━━ Data shown ━━
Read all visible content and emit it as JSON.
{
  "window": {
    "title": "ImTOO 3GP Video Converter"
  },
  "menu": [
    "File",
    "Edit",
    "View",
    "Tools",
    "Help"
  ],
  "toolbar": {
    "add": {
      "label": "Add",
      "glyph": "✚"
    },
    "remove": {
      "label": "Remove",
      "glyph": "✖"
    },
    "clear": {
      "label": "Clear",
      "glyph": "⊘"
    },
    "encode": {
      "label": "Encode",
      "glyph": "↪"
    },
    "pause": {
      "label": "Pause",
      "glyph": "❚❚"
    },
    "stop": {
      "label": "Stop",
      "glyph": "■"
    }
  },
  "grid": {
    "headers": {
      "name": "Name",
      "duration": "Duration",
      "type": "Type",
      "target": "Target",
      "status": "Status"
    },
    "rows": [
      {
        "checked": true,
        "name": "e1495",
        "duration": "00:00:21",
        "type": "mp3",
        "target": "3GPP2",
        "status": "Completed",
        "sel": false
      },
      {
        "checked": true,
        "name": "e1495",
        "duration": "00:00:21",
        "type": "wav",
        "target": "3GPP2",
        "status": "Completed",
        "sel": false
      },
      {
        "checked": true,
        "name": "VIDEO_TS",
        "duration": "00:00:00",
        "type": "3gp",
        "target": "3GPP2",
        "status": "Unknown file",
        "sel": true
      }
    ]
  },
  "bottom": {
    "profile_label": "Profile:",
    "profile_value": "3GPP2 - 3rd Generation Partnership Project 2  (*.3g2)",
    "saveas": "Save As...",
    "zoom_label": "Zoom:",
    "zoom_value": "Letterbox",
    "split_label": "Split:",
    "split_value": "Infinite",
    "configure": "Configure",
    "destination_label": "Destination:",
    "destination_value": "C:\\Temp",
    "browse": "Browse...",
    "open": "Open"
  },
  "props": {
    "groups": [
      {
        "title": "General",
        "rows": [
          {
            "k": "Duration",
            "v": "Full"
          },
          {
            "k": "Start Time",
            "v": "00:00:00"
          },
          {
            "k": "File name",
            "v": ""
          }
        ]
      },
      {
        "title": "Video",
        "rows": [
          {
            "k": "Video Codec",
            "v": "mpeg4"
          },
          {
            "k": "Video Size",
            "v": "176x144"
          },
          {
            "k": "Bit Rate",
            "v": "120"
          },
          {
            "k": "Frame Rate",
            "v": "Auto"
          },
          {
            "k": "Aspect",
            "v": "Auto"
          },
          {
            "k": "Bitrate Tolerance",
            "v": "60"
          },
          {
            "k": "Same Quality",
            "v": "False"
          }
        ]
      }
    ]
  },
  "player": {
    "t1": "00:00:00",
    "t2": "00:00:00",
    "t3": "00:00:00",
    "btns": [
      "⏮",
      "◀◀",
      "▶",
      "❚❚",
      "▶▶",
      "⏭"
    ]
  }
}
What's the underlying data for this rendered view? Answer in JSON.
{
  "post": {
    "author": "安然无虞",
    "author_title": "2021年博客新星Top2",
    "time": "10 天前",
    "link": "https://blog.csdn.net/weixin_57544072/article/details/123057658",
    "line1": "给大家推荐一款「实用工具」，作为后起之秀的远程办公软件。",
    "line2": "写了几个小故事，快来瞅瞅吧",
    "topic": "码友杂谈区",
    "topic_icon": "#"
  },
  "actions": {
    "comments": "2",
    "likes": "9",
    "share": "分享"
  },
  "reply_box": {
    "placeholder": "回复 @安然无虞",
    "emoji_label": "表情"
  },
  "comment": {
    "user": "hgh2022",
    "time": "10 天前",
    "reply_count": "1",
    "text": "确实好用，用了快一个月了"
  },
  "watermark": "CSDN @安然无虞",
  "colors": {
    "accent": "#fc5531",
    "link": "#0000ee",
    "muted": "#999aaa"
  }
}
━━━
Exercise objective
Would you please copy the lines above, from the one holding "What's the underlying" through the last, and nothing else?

Answer box
What's the underlying data for this rendered view? Answer in JSON.
{
  "post": {
    "author": "安然无虞",
    "author_title": "2021年博客新星Top2",
    "time": "10 天前",
    "link": "https://blog.csdn.net/weixin_57544072/article/details/123057658",
    "line1": "给大家推荐一款「实用工具」，作为后起之秀的远程办公软件。",
    "line2": "写了几个小故事，快来瞅瞅吧",
    "topic": "码友杂谈区",
    "topic_icon": "#"
  },
  "actions": {
    "comments": "2",
    "likes": "9",
    "share": "分享"
  },
  "reply_box": {
    "placeholder": "回复 @安然无虞",
    "emoji_label": "表情"
  },
  "comment": {
    "user": "hgh2022",
    "time": "10 天前",
    "reply_count": "1",
    "text": "确实好用，用了快一个月了"
  },
  "watermark": "CSDN @安然无虞",
  "colors": {
    "accent": "#fc5531",
    "link": "#0000ee",
    "muted": "#999aaa"
  }
}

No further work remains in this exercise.